After the shock sunk in, the pastoral team decided to visit the family in their home. So the following week, Cherandas and several others visited the family in Jindrah and taught them more thoroughly about Jesus. “Jesus is the way, the truth, and the life,” they told them, “and if you would believe in the name of the Lord Jesus Christ, you and your family would be saved.”

After some patient teaching, and realizing their daughter was set free from the demon through prayer to Jesus, all the members of that family gave their lives to Christ.

The pastoral team, greatly encouraged, started visiting the family every other week for Bible teaching and prayer. Soon the family began making the hour-and-a-half journey by bus to Udhampur to worship at Union Church. After the service they returned home by bus. Every Sunday they spent six hours of their lives just coming to church to hear the word of God and worship with other believers.

One family leads to a church

Over the next two years 45 families from Jindrah accepted Christ and started attending church in Udhampur. The transit company added an extra bus to carry the passengers. By 1999 Kashmir Evangelical Fellowship decided Jindrah should have its own church. 

The previous year missionaries from the ministry had met Raman, a young man passionate for the Lord. They sent him to Bible school in Jammu, and by 2001 he was ready to take charge as pastor in Jindrah.

The ministry began to look for land for a church, but the residents refused to give their land for a church. One of the new converts, however, formerly a Hindu priest, offered his personal property right on the main road. The Christians rejoiced, but the news didn’t sit well with his family.

His two younger brothers began to visit him almost nightly to beat him up. “Why did you give your property to the church?” they demanded.

“It was my property, not yours, and I can do with it what I want,” he said.

They kept up their assaults until tragedy struck them. After their ritual bludgeoning one night, they were both so drunk that one of them stepped into the path of an oncoming truck and was killed. Fear crept into the heart of the other brother, and he ceased his attempts at intimidation.

By this time, Santosh had raised sufficient funds for the building, and construction began under the direction of Pastor Cherandas. 

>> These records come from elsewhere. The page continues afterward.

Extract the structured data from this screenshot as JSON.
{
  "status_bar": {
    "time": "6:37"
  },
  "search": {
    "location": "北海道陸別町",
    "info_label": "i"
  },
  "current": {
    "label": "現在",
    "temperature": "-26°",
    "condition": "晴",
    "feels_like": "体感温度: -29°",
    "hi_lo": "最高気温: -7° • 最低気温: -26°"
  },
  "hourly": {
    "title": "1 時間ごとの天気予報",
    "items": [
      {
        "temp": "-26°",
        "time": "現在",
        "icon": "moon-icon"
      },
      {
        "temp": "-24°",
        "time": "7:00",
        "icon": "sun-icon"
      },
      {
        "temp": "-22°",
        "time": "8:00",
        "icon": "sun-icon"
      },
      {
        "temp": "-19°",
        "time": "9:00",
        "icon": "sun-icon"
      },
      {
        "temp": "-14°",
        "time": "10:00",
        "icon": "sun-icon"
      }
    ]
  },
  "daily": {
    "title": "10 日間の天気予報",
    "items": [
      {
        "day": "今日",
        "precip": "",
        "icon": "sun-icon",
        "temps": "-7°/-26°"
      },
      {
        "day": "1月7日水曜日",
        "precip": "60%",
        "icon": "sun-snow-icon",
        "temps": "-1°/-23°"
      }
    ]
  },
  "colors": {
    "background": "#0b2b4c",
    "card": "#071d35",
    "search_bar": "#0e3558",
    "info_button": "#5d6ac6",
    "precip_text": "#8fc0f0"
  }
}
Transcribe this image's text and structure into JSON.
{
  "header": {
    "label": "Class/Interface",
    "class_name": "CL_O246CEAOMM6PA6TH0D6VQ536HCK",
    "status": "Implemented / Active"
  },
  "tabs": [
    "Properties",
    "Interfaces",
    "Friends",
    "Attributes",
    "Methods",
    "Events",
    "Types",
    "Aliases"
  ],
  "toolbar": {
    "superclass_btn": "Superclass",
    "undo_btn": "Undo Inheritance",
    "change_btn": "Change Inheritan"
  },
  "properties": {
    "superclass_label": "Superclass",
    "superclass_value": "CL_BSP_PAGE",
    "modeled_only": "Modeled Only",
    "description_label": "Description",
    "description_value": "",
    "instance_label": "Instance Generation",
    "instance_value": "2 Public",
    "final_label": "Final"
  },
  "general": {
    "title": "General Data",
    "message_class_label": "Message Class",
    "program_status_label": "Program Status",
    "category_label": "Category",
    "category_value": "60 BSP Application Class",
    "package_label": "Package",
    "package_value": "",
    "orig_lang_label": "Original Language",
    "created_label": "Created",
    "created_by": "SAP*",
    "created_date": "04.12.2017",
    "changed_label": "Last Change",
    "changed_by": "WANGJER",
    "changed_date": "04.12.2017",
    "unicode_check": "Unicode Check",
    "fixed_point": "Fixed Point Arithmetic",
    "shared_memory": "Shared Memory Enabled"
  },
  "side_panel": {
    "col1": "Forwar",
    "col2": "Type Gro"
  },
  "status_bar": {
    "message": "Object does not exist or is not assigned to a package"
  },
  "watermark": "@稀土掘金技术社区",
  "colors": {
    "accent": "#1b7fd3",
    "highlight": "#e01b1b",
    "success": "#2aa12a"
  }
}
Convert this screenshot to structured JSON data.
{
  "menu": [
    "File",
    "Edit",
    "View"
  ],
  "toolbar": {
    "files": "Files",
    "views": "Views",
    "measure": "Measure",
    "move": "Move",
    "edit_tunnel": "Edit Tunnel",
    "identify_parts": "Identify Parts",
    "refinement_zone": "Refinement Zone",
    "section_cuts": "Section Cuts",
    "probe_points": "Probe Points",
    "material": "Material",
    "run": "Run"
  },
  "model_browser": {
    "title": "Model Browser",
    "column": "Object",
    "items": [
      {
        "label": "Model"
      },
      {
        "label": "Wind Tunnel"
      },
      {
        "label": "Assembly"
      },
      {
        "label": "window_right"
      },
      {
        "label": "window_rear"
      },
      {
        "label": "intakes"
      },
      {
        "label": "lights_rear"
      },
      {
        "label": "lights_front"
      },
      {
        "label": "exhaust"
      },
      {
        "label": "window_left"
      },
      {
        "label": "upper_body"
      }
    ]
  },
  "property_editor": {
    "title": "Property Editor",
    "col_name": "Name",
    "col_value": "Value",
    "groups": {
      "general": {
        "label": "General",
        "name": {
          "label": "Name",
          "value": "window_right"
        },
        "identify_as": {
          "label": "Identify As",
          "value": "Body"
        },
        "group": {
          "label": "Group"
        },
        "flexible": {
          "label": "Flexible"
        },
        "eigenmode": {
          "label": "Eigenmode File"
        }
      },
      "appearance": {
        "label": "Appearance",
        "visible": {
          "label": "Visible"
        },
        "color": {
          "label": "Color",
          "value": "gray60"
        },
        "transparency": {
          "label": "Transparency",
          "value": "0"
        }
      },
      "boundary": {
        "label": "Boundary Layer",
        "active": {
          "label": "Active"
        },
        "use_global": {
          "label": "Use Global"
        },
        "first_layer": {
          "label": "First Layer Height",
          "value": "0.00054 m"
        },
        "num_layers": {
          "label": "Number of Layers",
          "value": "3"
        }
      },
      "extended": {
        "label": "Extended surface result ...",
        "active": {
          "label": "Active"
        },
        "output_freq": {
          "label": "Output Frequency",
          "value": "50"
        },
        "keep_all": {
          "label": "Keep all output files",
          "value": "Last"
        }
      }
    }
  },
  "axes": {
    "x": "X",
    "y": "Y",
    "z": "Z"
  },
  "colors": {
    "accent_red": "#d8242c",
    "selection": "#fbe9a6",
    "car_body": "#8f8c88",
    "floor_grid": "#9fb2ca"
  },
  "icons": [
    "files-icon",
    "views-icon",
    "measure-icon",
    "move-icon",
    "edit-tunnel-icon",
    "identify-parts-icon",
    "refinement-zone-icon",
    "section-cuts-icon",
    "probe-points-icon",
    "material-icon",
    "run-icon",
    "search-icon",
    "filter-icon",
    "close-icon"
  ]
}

One day a man of the community stopped Cherandas on the road, looked him in the face, and said, “If you don’t stop building that church and telling the people about Jesus, I won’t hesitate to shoot you.”

Cherandas looked right back at him, said, “My God will answer you,” and walked away. 

One week later Cherandas heard the awful report that freed him to move forward fearlessly: three men from Jammu came to the man’s house and shot him dead over a dispute about some personal business.

The masonry work was completed in May of 2009, but the plastering, painting, electrical work and installation of windows and doors took two years longer. The church was finally dedicated in March 2011.

Pastor Raman now pastors the church with his wife, Sangeeta, and their three children: their son Vikas (24), training in Bible College in Jammu; their daughter, Shaloo (22); and their son Bharath (15).

Even today the community is not happy that a church stands in their midst, and Santosh told me not to take any pictures outside the building; he took them for me. Now, 40 years after Pastor K. T.’s near-death pummeling, a strong church of 100 believers meets in the building and an additional 50 believers meet in house churches in the area.

Gain a Global Vision

Get stories from missionaries around the world and find your place in God's advancing kingdom.

  • This field is for validation purposes and should be left unchanged.